▶ [EXERCISE PROMPT]: The expected result is an exact restatement of the data, free of pictures.

[Dataset excerpts]
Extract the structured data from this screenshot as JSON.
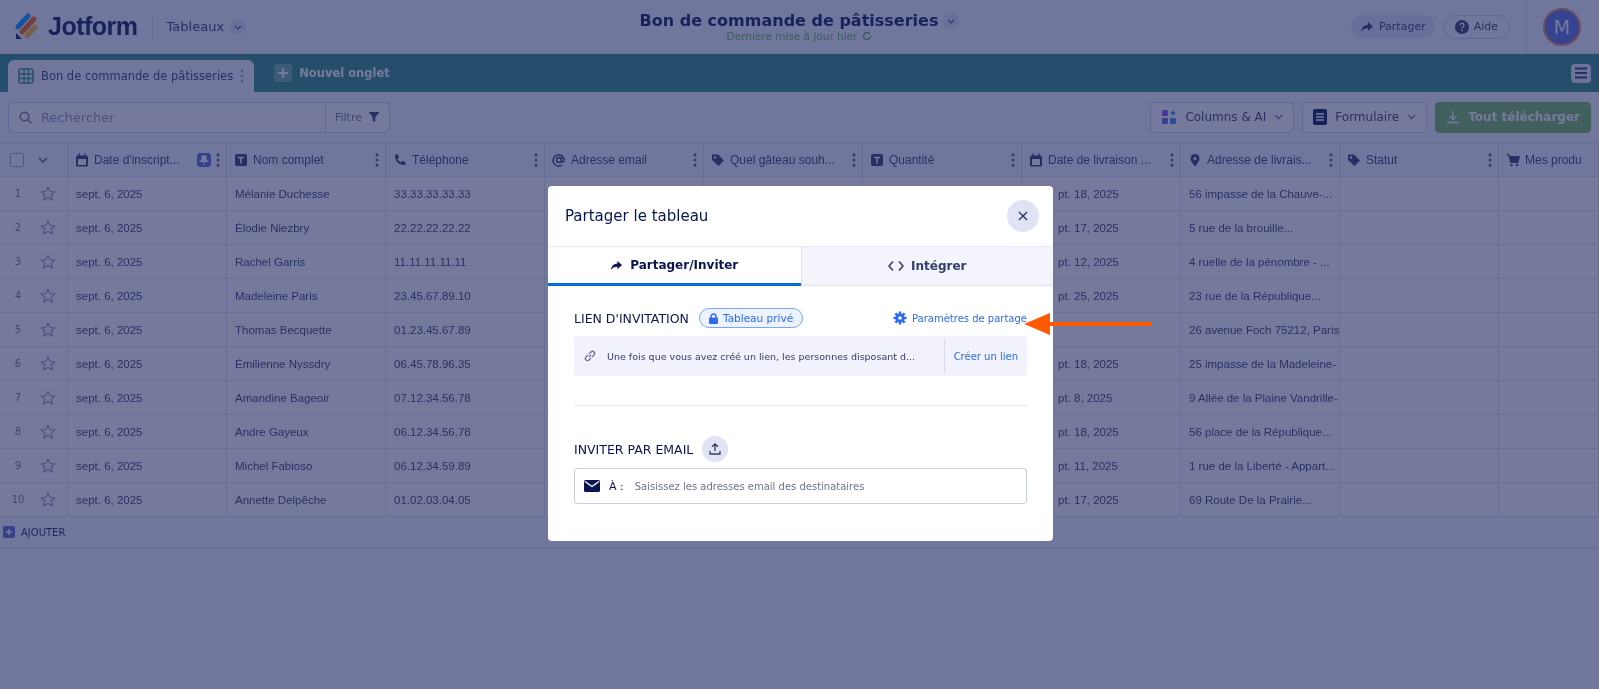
{
  "header": {
    "logo": "Jotform",
    "menu": "Tableaux",
    "title": "Bon de commande de pâtisseries",
    "subtitle": "Dernière mise à jour hier",
    "share": "Partager",
    "help": "Aide",
    "avatar": "M"
  },
  "tabs": [
    {
      "label": "Bon de commande de pâtisseries",
      "selected": true
    },
    {
      "label": "Nouvel onglet",
      "selected": false
    }
  ],
  "toolbar": {
    "search": {
      "placeholder": "Rechercher"
    },
    "filter": "Filtre",
    "buttons": [
      {
        "kind": "columns",
        "label": "Columns & AI"
      },
      {
        "kind": "form",
        "label": "Formulaire"
      },
      {
        "kind": "download",
        "label": "Tout télécharger"
      }
    ]
  },
  "table": {
    "select_all": {
      "checked": false
    },
    "columns": [
      {
        "kind": "date",
        "label": "Date d'inscript...",
        "pinned": true
      },
      {
        "kind": "text",
        "label": "Nom complet",
        "pinned": false
      },
      {
        "kind": "phone",
        "label": "Téléphone",
        "pinned": false
      },
      {
        "kind": "email",
        "label": "Adresse email",
        "pinned": false
      },
      {
        "kind": "tag",
        "label": "Quel gâteau souh...",
        "pinned": false
      },
      {
        "kind": "text",
        "label": "Quantité",
        "pinned": false
      },
      {
        "kind": "date",
        "label": "Date de livraison ...",
        "pinned": false
      },
      {
        "kind": "location",
        "label": "Adresse de livrais...",
        "pinned": false
      },
      {
        "kind": "tag",
        "label": "Statut",
        "pinned": false
      },
      {
        "kind": "cart",
        "label": "Mes produ",
        "pinned": false
      }
    ],
    "rows": [
      {
        "number": "1",
        "starred": false,
        "date": "sept. 6, 2025",
        "name": "Mélanie Duchesse",
        "phone": "33.33.33.33.33",
        "delivery": "pt. 18, 2025",
        "address": "56 impasse de la Chauve-..."
      },
      {
        "number": "2",
        "starred": false,
        "date": "sept. 6, 2025",
        "name": "Élodie Niezbry",
        "phone": "22.22.22.22.22",
        "delivery": "pt. 17, 2025",
        "address": "5 rue de la brouille..."
      },
      {
        "number": "3",
        "starred": false,
        "date": "sept. 6, 2025",
        "name": "Rachel Garris",
        "phone": "11.11.11.11.11",
        "delivery": "pt. 12, 2025",
        "address": "4 ruelle de la pénombre - ..."
      },
      {
        "number": "4",
        "starred": false,
        "date": "sept. 6, 2025",
        "name": "Madeleine Paris",
        "phone": "23.45.67.89.10",
        "delivery": "pt. 25, 2025",
        "address": "23 rue de la République..."
      },
      {
        "number": "5",
        "starred": false,
        "date": "sept. 6, 2025",
        "name": "Thomas Becquette",
        "phone": "01.23.45.67.89",
        "address": "26 avenue Foch  75212, Paris"
      },
      {
        "number": "6",
        "starred": false,
        "date": "sept. 6, 2025",
        "name": "Émilienne Nyssdry",
        "phone": "06.45.78.96.35",
        "delivery": "pt. 18, 2025",
        "address": "25 impasse de la Madeleine-"
      },
      {
        "number": "7",
        "starred": false,
        "date": "sept. 6, 2025",
        "name": "Amandine Bageoir",
        "phone": "07.12.34.56.78",
        "delivery": "pt. 8, 2025",
        "address": "9 Allée de la Plaine Vandrille-"
      },
      {
        "number": "8",
        "starred": false,
        "date": "sept. 6, 2025",
        "name": "Andre Gayeux",
        "phone": "06.12.34.56.78",
        "delivery": "pt. 18, 2025",
        "address": "56 place de la République..."
      },
      {
        "number": "9",
        "starred": false,
        "date": "sept. 6, 2025",
        "name": "Michel Fabioso",
        "phone": "06.12.34.59.89",
        "delivery": "pt. 11, 2025",
        "address": "1 rue de la Liberté - Appart..."
      },
      {
        "number": "10",
        "starred": false,
        "date": "sept. 6, 2025",
        "name": "Annette Delpêche",
        "phone": "01.02.03.04.05",
        "delivery": "pt. 17, 2025",
        "address": "69 Route De la Prairie..."
      }
    ],
    "add_row": "AJOUTER"
  },
  "modal": {
    "title": "Partager le tableau",
    "tabs": [
      {
        "kind": "share",
        "label": "Partager/Inviter",
        "selected": true
      },
      {
        "kind": "code",
        "label": "Intégrer",
        "selected": false
      }
    ],
    "invite_link": {
      "label": "LIEN D'INVITATION",
      "badge": "Tableau privé",
      "settings": "Paramètres de partage",
      "info": "Une fois que vous avez créé un lien, les personnes disposant d...",
      "create": "Créer un lien"
    },
    "invite_email": {
      "label": "INVITER PAR EMAIL",
      "to": "À :",
      "placeholder": "Saisissez les adresses email des destinataires"
    }
  }
}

▶ [RESPONSE AREA]:
Extract the structured data from this screenshot as JSON.
{
  "header": {
    "logo": "Jotform",
    "menu": "Tableaux",
    "title": "Bon de commande de pâtisseries",
    "subtitle": "Dernière mise à jour hier",
    "share": "Partager",
    "help": "Aide",
    "avatar": "M"
  },
  "tabs": [
    {
      "label": "Bon de commande de pâtisseries",
      "selected": true
    },
    {
      "label": "Nouvel onglet",
      "selected": false
    }
  ],
  "toolbar": {
    "search": {
      "placeholder": "Rechercher"
    },
    "filter": "Filtre",
    "buttons": [
      {
        "kind": "columns",
        "label": "Columns & AI"
      },
      {
        "kind": "form",
        "label": "Formulaire"
      },
      {
        "kind": "download",
        "label": "Tout télécharger"
      }
    ]
  },
  "table": {
    "select_all": {
      "checked": false
    },
    "columns": [
      {
        "kind": "date",
        "label": "Date d'inscript...",
        "pinned": true
      },
      {
        "kind": "text",
        "label": "Nom complet",
        "pinned": false
      },
      {
        "kind": "phone",
        "label": "Téléphone",
        "pinned": false
      },
      {
        "kind": "email",
        "label": "Adresse email",
        "pinned": false
      },
      {
        "kind": "tag",
        "label": "Quel gâteau souh...",
        "pinned": false
      },
      {
        "kind": "text",
        "label": "Quantité",
        "pinned": false
      },
      {
        "kind": "date",
        "label": "Date de livraison ...",
        "pinned": false
      },
      {
        "kind": "location",
        "label": "Adresse de livrais...",
        "pinned": false
      },
      {
        "kind": "tag",
        "label": "Statut",
        "pinned": false
      },
      {
        "kind": "cart",
        "label": "Mes produ",
        "pinned": false
      }
    ],
    "rows": [
      {
        "number": "1",
        "starred": false,
        "date": "sept. 6, 2025",
        "name": "Mélanie Duchesse",
        "phone": "33.33.33.33.33",
        "delivery": "pt. 18, 2025",
        "address": "56 impasse de la Chauve-..."
      },
      {
        "number": "2",
        "starred": false,
        "date": "sept. 6, 2025",
        "name": "Élodie Niezbry",
        "phone": "22.22.22.22.22",
        "delivery": "pt. 17, 2025",
        "address": "5 rue de la brouille..."
      },
      {
        "number": "3",
        "starred": false,
        "date": "sept. 6, 2025",
        "name": "Rachel Garris",
        "phone": "11.11.11.11.11",
        "delivery": "pt. 12, 2025",
        "address": "4 ruelle de la pénombre - ..."
      },
      {
        "number": "4",
        "starred": false,
        "date": "sept. 6, 2025",
        "name": "Madeleine Paris",
        "phone": "23.45.67.89.10",
        "delivery": "pt. 25, 2025",
        "address": "23 rue de la République..."
      },
      {
        "number": "5",
        "starred": false,
        "date": "sept. 6, 2025",
        "name": "Thomas Becquette",
        "phone": "01.23.45.67.89",
        "address": "26 avenue Foch  75212, Paris"
      },
      {
        "number": "6",
        "starred": false,
        "date": "sept. 6, 2025",
        "name": "Émilienne Nyssdry",
        "phone": "06.45.78.96.35",
        "delivery": "pt. 18, 2025",
        "address": "25 impasse de la Madeleine-"
      },
      {
        "number": "7",
        "starred": false,
        "date": "sept. 6, 2025",
        "name": "Amandine Bageoir",
        "phone": "07.12.34.56.78",
        "delivery": "pt. 8, 2025",
        "address": "9 Allée de la Plaine Vandrille-"
      },
      {
        "number": "8",
        "starred": false,
        "date": "sept. 6, 2025",
        "name": "Andre Gayeux",
        "phone": "06.12.34.56.78",
        "delivery": "pt. 18, 2025",
        "address": "56 place de la République..."
      },
      {
        "number": "9",
        "starred": false,
        "date": "sept. 6, 2025",
        "name": "Michel Fabioso",
        "phone": "06.12.34.59.89",
        "delivery": "pt. 11, 2025",
        "address": "1 rue de la Liberté - Appart..."
      },
      {
        "number": "10",
        "starred": false,
        "date": "sept. 6, 2025",
        "name": "Annette Delpêche",
        "phone": "01.02.03.04.05",
        "delivery": "pt. 17, 2025",
        "address": "69 Route De la Prairie..."
      }
    ],
    "add_row": "AJOUTER"
  },
  "modal": {
    "title": "Partager le tableau",
    "tabs": [
      {
        "kind": "share",
        "label": "Partager/Inviter",
        "selected": true
      },
      {
        "kind": "code",
        "label": "Intégrer",
        "selected": false
      }
    ],
    "invite_link": {
      "label": "LIEN D'INVITATION",
      "badge": "Tableau privé",
      "settings": "Paramètres de partage",
      "info": "Une fois que vous avez créé un lien, les personnes disposant d...",
      "create": "Créer un lien"
    },
    "invite_email": {
      "label": "INVITER PAR EMAIL",
      "to": "À :",
      "placeholder": "Saisissez les adresses email des destinataires"
    }
  }
}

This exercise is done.